The complete data, repeated exactly, should form your response.

[[ Data extracts open ]]

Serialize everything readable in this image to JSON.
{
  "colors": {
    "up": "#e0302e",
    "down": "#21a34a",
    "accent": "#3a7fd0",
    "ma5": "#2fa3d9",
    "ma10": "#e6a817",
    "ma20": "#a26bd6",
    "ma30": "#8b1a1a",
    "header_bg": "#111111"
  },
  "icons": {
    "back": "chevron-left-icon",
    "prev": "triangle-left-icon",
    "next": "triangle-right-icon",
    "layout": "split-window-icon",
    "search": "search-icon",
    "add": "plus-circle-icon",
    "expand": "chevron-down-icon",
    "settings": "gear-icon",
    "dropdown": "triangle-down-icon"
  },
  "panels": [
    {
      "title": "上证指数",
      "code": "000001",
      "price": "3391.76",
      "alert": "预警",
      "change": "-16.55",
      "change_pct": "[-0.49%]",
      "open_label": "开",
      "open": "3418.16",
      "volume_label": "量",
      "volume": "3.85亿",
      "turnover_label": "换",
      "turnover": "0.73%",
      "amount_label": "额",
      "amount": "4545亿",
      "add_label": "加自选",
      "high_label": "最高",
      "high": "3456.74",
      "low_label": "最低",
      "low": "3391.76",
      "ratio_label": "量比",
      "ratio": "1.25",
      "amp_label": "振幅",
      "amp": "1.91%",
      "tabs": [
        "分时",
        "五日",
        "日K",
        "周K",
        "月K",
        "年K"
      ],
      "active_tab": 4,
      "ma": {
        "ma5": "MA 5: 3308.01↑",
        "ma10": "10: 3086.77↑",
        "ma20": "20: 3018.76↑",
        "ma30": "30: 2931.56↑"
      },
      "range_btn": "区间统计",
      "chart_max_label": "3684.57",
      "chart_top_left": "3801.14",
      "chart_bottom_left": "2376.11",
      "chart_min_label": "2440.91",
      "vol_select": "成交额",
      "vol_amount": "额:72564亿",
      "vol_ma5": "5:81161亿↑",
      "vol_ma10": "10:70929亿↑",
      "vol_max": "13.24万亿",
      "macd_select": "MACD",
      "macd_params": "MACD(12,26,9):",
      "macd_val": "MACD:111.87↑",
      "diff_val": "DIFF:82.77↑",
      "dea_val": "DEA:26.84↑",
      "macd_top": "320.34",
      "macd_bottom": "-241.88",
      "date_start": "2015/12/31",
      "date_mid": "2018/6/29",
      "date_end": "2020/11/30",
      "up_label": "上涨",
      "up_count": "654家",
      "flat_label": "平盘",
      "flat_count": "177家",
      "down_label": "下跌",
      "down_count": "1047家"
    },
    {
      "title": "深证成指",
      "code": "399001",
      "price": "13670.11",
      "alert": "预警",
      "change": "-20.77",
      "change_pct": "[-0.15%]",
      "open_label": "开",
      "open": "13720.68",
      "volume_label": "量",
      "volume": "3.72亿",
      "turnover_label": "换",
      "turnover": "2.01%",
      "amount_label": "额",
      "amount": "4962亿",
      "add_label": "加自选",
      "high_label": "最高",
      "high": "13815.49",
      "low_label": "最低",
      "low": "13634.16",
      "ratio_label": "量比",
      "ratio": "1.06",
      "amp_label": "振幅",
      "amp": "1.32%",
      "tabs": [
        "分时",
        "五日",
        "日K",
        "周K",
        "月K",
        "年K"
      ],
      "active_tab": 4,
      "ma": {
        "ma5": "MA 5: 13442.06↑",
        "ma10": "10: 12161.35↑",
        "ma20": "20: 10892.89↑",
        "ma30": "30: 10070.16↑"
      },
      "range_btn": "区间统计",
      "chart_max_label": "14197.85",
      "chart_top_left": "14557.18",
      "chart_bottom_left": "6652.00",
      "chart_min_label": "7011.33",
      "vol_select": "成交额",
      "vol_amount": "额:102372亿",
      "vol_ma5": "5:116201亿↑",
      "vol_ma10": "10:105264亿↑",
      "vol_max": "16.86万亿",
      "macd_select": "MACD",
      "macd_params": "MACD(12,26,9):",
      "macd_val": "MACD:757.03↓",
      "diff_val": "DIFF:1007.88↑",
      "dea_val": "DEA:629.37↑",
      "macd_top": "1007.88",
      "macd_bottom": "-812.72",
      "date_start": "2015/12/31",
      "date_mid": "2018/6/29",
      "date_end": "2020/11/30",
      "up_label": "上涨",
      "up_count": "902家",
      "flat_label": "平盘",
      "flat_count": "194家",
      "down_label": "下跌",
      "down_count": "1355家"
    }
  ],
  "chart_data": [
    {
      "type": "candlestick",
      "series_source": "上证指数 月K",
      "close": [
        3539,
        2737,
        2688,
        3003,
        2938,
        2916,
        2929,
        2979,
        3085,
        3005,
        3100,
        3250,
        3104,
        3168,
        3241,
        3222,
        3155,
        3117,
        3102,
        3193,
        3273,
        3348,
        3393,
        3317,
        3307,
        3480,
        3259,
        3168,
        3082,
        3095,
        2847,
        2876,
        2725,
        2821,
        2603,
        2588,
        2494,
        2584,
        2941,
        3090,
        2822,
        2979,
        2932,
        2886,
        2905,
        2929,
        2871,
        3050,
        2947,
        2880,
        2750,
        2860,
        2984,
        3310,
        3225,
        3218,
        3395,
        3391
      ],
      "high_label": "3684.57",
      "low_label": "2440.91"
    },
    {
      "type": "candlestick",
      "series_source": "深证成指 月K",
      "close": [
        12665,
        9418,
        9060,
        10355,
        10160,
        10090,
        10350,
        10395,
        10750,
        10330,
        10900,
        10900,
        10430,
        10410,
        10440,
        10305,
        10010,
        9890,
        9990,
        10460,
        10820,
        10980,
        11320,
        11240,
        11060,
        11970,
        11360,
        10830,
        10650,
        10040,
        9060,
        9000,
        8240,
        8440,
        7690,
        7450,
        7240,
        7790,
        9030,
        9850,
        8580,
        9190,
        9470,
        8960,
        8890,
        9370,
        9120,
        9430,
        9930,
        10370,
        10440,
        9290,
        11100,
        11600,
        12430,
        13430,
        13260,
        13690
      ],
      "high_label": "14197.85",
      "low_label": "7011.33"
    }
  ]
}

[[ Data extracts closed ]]

Final answer:
Serialize everything readable in this image to JSON.
{
  "colors": {
    "up": "#e0302e",
    "down": "#21a34a",
    "accent": "#3a7fd0",
    "ma5": "#2fa3d9",
    "ma10": "#e6a817",
    "ma20": "#a26bd6",
    "ma30": "#8b1a1a",
    "header_bg": "#111111"
  },
  "icons": {
    "back": "chevron-left-icon",
    "prev": "triangle-left-icon",
    "next": "triangle-right-icon",
    "layout": "split-window-icon",
    "search": "search-icon",
    "add": "plus-circle-icon",
    "expand": "chevron-down-icon",
    "settings": "gear-icon",
    "dropdown": "triangle-down-icon"
  },
  "panels": [
    {
      "title": "上证指数",
      "code": "000001",
      "price": "3391.76",
      "alert": "预警",
      "change": "-16.55",
      "change_pct": "[-0.49%]",
      "open_label": "开",
      "open": "3418.16",
      "volume_label": "量",
      "volume": "3.85亿",
      "turnover_label": "换",
      "turnover": "0.73%",
      "amount_label": "额",
      "amount": "4545亿",
      "add_label": "加自选",
      "high_label": "最高",
      "high": "3456.74",
      "low_label": "最低",
      "low": "3391.76",
      "ratio_label": "量比",
      "ratio": "1.25",
      "amp_label": "振幅",
      "amp": "1.91%",
      "tabs": [
        "分时",
        "五日",
        "日K",
        "周K",
        "月K",
        "年K"
      ],
      "active_tab": 4,
      "ma": {
        "ma5": "MA 5: 3308.01↑",
        "ma10": "10: 3086.77↑",
        "ma20": "20: 3018.76↑",
        "ma30": "30: 2931.56↑"
      },
      "range_btn": "区间统计",
      "chart_max_label": "3684.57",
      "chart_top_left": "3801.14",
      "chart_bottom_left": "2376.11",
      "chart_min_label": "2440.91",
      "vol_select": "成交额",
      "vol_amount": "额:72564亿",
      "vol_ma5": "5:81161亿↑",
      "vol_ma10": "10:70929亿↑",
      "vol_max": "13.24万亿",
      "macd_select": "MACD",
      "macd_params": "MACD(12,26,9):",
      "macd_val": "MACD:111.87↑",
      "diff_val": "DIFF:82.77↑",
      "dea_val": "DEA:26.84↑",
      "macd_top": "320.34",
      "macd_bottom": "-241.88",
      "date_start": "2015/12/31",
      "date_mid": "2018/6/29",
      "date_end": "2020/11/30",
      "up_label": "上涨",
      "up_count": "654家",
      "flat_label": "平盘",
      "flat_count": "177家",
      "down_label": "下跌",
      "down_count": "1047家"
    },
    {
      "title": "深证成指",
      "code": "399001",
      "price": "13670.11",
      "alert": "预警",
      "change": "-20.77",
      "change_pct": "[-0.15%]",
      "open_label": "开",
      "open": "13720.68",
      "volume_label": "量",
      "volume": "3.72亿",
      "turnover_label": "换",
      "turnover": "2.01%",
      "amount_label": "额",
      "amount": "4962亿",
      "add_label": "加自选",
      "high_label": "最高",
      "high": "13815.49",
      "low_label": "最低",
      "low": "13634.16",
      "ratio_label": "量比",
      "ratio": "1.06",
      "amp_label": "振幅",
      "amp": "1.32%",
      "tabs": [
        "分时",
        "五日",
        "日K",
        "周K",
        "月K",
        "年K"
      ],
      "active_tab": 4,
      "ma": {
        "ma5": "MA 5: 13442.06↑",
        "ma10": "10: 12161.35↑",
        "ma20": "20: 10892.89↑",
        "ma30": "30: 10070.16↑"
      },
      "range_btn": "区间统计",
      "chart_max_label": "14197.85",
      "chart_top_left": "14557.18",
      "chart_bottom_left": "6652.00",
      "chart_min_label": "7011.33",
      "vol_select": "成交额",
      "vol_amount": "额:102372亿",
      "vol_ma5": "5:116201亿↑",
      "vol_ma10": "10:105264亿↑",
      "vol_max": "16.86万亿",
      "macd_select": "MACD",
      "macd_params": "MACD(12,26,9):",
      "macd_val": "MACD:757.03↓",
      "diff_val": "DIFF:1007.88↑",
      "dea_val": "DEA:629.37↑",
      "macd_top": "1007.88",
      "macd_bottom": "-812.72",
      "date_start": "2015/12/31",
      "date_mid": "2018/6/29",
      "date_end": "2020/11/30",
      "up_label": "上涨",
      "up_count": "902家",
      "flat_label": "平盘",
      "flat_count": "194家",
      "down_label": "下跌",
      "down_count": "1355家"
    }
  ],
  "chart_data": [
    {
      "type": "candlestick",
      "series_source": "上证指数 月K",
      "close": [
        3539,
        2737,
        2688,
        3003,
        2938,
        2916,
        2929,
        2979,
        3085,
        3005,
        3100,
        3250,
        3104,
        3168,
        3241,
        3222,
        3155,
        3117,
        3102,
        3193,
        3273,
        3348,
        3393,
        3317,
        3307,
        3480,
        3259,
        3168,
        3082,
        3095,
        2847,
        2876,
        2725,
        2821,
        2603,
        2588,
        2494,
        2584,
        2941,
        3090,
        2822,
        2979,
        2932,
        2886,
        2905,
        2929,
        2871,
        3050,
        2947,
        2880,
        2750,
        2860,
        2984,
        3310,
        3225,
        3218,
        3395,
        3391
      ],
      "high_label": "3684.57",
      "low_label": "2440.91"
    },
    {
      "type": "candlestick",
      "series_source": "深证成指 月K",
      "close": [
        12665,
        9418,
        9060,
        10355,
        10160,
        10090,
        10350,
        10395,
        10750,
        10330,
        10900,
        10900,
        10430,
        10410,
        10440,
        10305,
        10010,
        9890,
        9990,
        10460,
        10820,
        10980,
        11320,
        11240,
        11060,
        11970,
        11360,
        10830,
        10650,
        10040,
        9060,
        9000,
        8240,
        8440,
        7690,
        7450,
        7240,
        7790,
        9030,
        9850,
        8580,
        9190,
        9470,
        8960,
        8890,
        9370,
        9120,
        9430,
        9930,
        10370,
        10440,
        9290,
        11100,
        11600,
        12430,
        13430,
        13260,
        13690
      ],
      "high_label": "14197.85",
      "low_label": "7011.33"
    }
  ]
}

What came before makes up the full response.